The Complete Guide To Teaching English To Groups
Teachers who walk into a new classroom are never sure what type of students will be there. Many times, they will get a class that has a mixed ability. Some of the students may have a stronger grasp of the English language than others. An experienced teacher would know what to do. But what about an inexperienced teacher? This post will describe some of the steps and strategies that would assist them.
This post was written by our TEFL certification graduate James O.
“The teacher needs to arrive early to assess the environment of the classroom.”
On day one, the teacher does not need to use the text. The teacher’s job on the first day is to develop a rapport with the students. This would include getting to know the students, what they are interested in, what their level of English proficiency is, and listening for any difficulty in speaking.
Before the students arrive at the classroom, the teacher needs to arrive early to assess the environment of the classroom, that is to take a look at how the room is currently set up. Is it optimizing the area? Students need to be able to see the board; whether it is the writing on the board or to see objects the teacher may use during the class. Will the students in the back of the room be able to hear all instruction and any audio? There is never enough room to do everything you might want to do, but the teacher needs to take into account the space available. Have plenty of pencils and paper handy for class.
Start with a game!
The first activity should be about getting to know the students and the students to know you. Instead of just introductions, how about starting with a game? One game that can be used to get students thinking about English, regardless of the level, might be tossing a soft sponge ball around the room to engage students. The objective is to get students to introduce themselves. They can provide any information they are comfortable in sharing. When the first student finishes, they would toss the ball to another student. This would continue until all students have had a chance to share. The teacher should also be involved in this activity as students want to know about the teacher. During this activity, the teacher gets the opportunity not only to start building rapport with the students but can get a sense of what the students know or do not know.
At this time, it would be appropriate to give students a pre-assessment. This assessment might include grammar, reading, and listening. This can be done informally either in small groups or pairs, depending on the number of students. Students, if they do not know each other, can find out additional information about each other with a set of pre-set questions prepared by the teacher. This helps with the rapport of the classroom and get students comfortable with talking to one another. As the teacher is walking around monitoring the activity, the teacher can learn about the students’ level. The information gleaned from this exercise can be used to develop future assignments.
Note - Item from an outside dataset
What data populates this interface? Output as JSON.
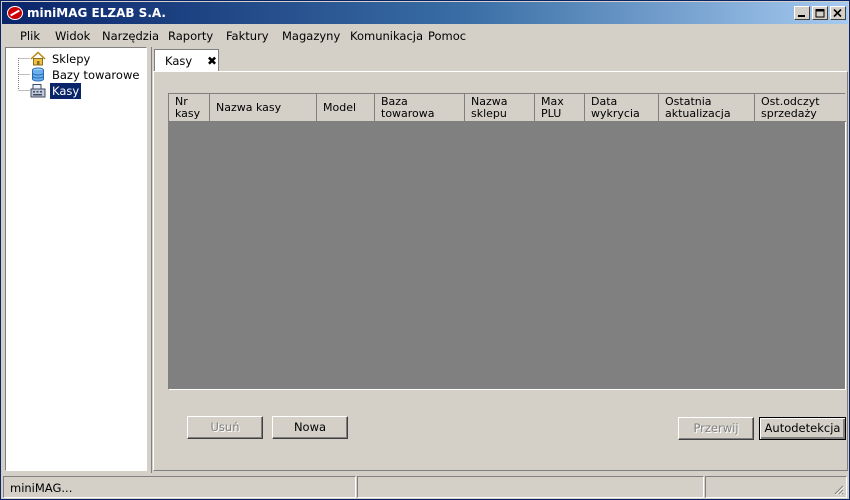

The next step might be to do a needs analysis with the students. This can be done individually while the rest of the class is doing an activity, depending on the type of class the teacher has. One of the first questions might be why are they taking the TEFL class? This would go to motivation. Ask the student what they want to practice the most. This would help with future assignments.
Identify your students
Teaching groups can be somewhat daunting, especially if you do not know the level. There is nothing that says the groups have to be permanent. Depending on the mix of students, there are strategies that will work to accomplish the criteria. You should anticipate the stronger learners in a group will probably finish the activity early. It is essential to have more material or activities ready. In the ‘weaker’ groups, the teacher could work with them in smaller groups, in pairs, or one-on-one. With these groups, the teacher would want to give more straightforward instruction and ask a lot of questions to be sure the students understand the instructions. Again, the teacher could give them extra work that would enable them to catch up with the rest of the class.
Mix stronger students with weaker students
As with any class, the teacher is going to have to have patience when working with groups and understanding the dynamics that different types of groups will have. You could have mixed groups by mixing stronger students with weaker students. One of the inherent problems is the stronger student wants to help but will try to do the work for the weaker ones. A way to overcome that potential problem is to assign positions in the group. One might be the recorder, another could be the timekeeper, and the leader would report progress to the teacher.
Are you ready to teach English abroad?
It does not matter the type of groups; the bottom line is that all students are capable of learning. It is the responsibility of the teacher to provide a safe environment for all to learn. To accomplish this, the teacher needs to establish a rapport and give the students what they need.
Speak with an ITTT advisor today to put together your personal plan for teaching English abroad.
Send us an email or call us toll-free at 1-800-490-0531 to speak with an ITTT advisor today.
- Why Taking a TEFL Course Is Highly Beneficial
- 4 Super Easy Tips for Teaching Vocabulary to Young Learners
- 6 Steps To Becoming a More Confident Teacher
- The Lowdown on Teaching English Abroad With a Family
- All the Documents You Will Need to Teach English Abroad
- The How-To Guide for Americans to Teach English in Europe